DESCRIPTION OF THE TASK
The word "icon" marks the lines to keep; find each one in the data and copy it.

[Opening SUPPLIED MATERIAL section]

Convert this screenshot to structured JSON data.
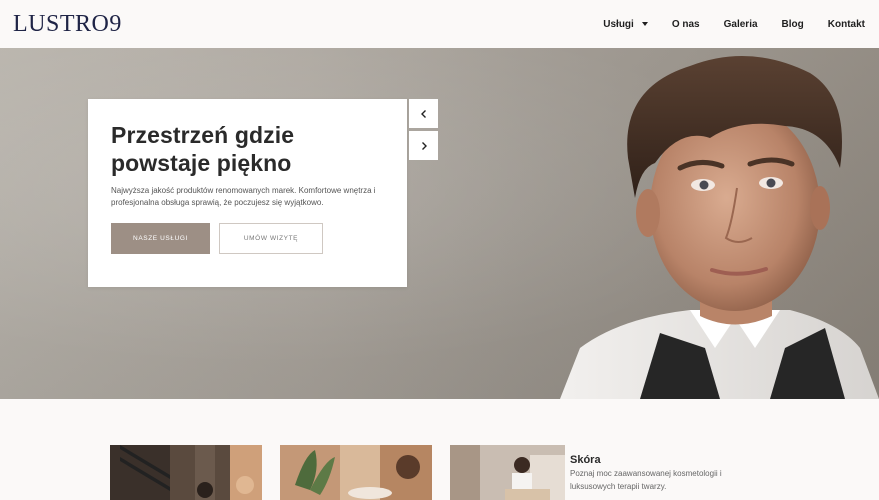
{
  "brand": {
    "logo_text": "LUSTRO9"
  },
  "nav": {
    "items": [
      {
        "label": "Usługi",
        "has_dropdown": true
      },
      {
        "label": "O nas"
      },
      {
        "label": "Galeria"
      },
      {
        "label": "Blog"
      },
      {
        "label": "Kontakt"
      }
    ]
  },
  "hero": {
    "title": "Przestrzeń gdzie powstaje piękno",
    "description": "Najwyższa jakość produktów renomowanych marek. Komfortowe wnętrza i profesjonalna obsługa sprawią, że poczujesz się wyjątkowo.",
    "primary_button": "NASZE USŁUGI",
    "secondary_button": "UMÓW WIZYTĘ",
    "prev_icon": "chevron-left-icon",
    "next_icon": "chevron-right-icon"
  },
  "services": {
    "featured": {
      "title": "Skóra",
      "description": "Poznaj moc zaawansowanej kosmetologii i luksusowych terapii twarzy."
    }
  },
  "colors": {
    "accent": "#9d8f85",
    "logo": "#1f2446",
    "background": "#fbf9f8"
  }
}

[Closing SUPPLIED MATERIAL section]

ANSWER FOR THE TASK
    "prev_icon": "chevron-left-icon",
    "next_icon": "chevron-right-icon"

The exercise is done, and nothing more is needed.